 “Antimicrobial resistance is one of the biggest threats facing humanity in the 21st century, and it will fall disproportionately on countries like Malawi. Currently, our understanding of antimicrobial resistance is based largely on data from high income countries, and that knowledge may not translate to lower income settings like Malawi. We urgently need more research on antimicrobial resistance in countries like Malawi to arm us with the understanding to tackle this deadly threat.”

Systematic surveillance

The researchers conducted systematic surveillance of typhoid fever cases and antibiotic prescription in two health centres in Blantyre, Malawi, between 2016 and 2019, as part of the STRATAA and TyVAC studies. In addition, blood cultures were taken from eligible patients presenting at Queen Elizabeth Central Hospital, Blantyre as part of routine diagnosis.

Between October 1, 2016, and August 31, 2019, of 177 typhoid fever cases confirmed by whole-genome sequencing, four (2%) were caused by S Typhi with QRDR mutations, compared with six (33%) of 18 cases between Sept 1, 2019, and Oct 31, 2019.

This increase was associated with a preceding spike in ciprofloxacin prescriptions.

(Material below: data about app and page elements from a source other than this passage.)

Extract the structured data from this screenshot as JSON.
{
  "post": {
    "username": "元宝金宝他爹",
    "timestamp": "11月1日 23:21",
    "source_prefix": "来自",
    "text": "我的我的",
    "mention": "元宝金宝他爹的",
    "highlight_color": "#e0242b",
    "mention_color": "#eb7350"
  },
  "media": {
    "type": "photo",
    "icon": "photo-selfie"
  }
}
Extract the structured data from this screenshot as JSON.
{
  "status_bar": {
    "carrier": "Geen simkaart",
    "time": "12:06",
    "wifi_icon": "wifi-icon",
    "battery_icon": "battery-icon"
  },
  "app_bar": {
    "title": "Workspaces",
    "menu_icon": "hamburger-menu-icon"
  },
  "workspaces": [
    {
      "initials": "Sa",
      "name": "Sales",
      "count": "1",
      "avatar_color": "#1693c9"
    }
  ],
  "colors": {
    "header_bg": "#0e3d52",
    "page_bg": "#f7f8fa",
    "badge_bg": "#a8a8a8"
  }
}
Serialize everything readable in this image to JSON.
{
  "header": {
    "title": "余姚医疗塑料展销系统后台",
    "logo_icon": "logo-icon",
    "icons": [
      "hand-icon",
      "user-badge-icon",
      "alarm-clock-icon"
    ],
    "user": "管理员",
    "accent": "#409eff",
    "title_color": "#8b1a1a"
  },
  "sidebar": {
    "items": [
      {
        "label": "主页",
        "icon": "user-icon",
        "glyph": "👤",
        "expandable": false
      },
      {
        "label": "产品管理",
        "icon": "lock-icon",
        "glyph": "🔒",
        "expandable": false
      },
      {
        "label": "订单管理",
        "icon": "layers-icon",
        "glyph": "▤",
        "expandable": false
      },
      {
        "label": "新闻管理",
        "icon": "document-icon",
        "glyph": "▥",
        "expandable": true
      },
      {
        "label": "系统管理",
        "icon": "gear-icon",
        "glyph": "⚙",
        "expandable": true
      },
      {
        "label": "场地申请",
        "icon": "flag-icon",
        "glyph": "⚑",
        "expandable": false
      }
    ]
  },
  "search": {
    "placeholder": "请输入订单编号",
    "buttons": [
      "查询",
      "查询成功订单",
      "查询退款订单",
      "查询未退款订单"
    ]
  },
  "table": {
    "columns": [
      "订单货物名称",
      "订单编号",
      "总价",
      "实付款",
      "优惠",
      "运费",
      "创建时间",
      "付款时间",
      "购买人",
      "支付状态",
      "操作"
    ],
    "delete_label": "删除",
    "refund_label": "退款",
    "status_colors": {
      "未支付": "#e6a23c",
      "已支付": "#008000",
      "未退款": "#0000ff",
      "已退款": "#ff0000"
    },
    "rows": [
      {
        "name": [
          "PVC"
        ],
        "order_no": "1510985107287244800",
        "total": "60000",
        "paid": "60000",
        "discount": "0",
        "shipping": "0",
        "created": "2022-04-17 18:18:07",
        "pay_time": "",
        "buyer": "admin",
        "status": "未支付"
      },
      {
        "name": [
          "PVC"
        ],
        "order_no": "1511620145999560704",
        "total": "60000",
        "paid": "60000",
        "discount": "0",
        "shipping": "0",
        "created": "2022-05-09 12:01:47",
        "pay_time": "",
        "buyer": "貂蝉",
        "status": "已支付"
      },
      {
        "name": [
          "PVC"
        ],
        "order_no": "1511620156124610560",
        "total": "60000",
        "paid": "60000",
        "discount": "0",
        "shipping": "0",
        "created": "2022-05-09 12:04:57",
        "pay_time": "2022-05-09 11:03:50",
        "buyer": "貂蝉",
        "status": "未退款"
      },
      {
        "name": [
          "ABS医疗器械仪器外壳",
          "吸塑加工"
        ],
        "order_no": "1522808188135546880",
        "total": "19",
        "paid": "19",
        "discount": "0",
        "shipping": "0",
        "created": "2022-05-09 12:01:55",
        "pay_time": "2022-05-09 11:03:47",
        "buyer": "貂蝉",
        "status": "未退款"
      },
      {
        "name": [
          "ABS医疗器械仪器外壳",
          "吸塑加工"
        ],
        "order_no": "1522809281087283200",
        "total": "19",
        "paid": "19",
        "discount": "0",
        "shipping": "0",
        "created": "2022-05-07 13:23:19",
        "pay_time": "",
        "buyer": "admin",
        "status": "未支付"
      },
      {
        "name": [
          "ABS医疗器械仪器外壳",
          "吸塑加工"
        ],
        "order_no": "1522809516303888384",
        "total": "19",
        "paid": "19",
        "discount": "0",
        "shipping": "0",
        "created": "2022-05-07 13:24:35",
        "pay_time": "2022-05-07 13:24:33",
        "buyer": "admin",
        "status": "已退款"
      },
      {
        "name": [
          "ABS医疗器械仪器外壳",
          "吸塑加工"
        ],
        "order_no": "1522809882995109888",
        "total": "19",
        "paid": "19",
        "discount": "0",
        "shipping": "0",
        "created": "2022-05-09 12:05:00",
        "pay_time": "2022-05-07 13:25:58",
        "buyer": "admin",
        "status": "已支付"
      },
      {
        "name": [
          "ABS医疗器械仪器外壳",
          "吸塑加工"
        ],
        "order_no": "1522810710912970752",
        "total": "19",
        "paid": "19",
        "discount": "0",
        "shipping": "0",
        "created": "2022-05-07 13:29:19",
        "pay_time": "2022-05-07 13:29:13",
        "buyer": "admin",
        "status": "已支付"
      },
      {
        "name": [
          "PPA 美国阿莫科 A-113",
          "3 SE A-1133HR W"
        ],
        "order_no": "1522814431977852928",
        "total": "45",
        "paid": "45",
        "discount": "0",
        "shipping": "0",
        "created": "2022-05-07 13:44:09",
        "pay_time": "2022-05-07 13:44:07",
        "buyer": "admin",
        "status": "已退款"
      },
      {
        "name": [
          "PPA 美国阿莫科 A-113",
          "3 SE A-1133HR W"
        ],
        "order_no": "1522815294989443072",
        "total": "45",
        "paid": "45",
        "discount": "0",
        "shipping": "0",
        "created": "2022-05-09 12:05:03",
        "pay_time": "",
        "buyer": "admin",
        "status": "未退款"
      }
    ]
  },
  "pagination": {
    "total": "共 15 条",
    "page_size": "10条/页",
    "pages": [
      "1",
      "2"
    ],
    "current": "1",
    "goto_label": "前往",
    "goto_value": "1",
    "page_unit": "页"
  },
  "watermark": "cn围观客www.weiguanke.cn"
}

Every additional prescription of ciprofloxacin given to study participants in the preceding month was associated with a 4·2% increase in the relative risk of isolating S Typhi with a QRDR mutation.

This research was funded by Wellcome, The Bill & Melinda Gates Foundation, and the National Institute for Health and Care Research (UK).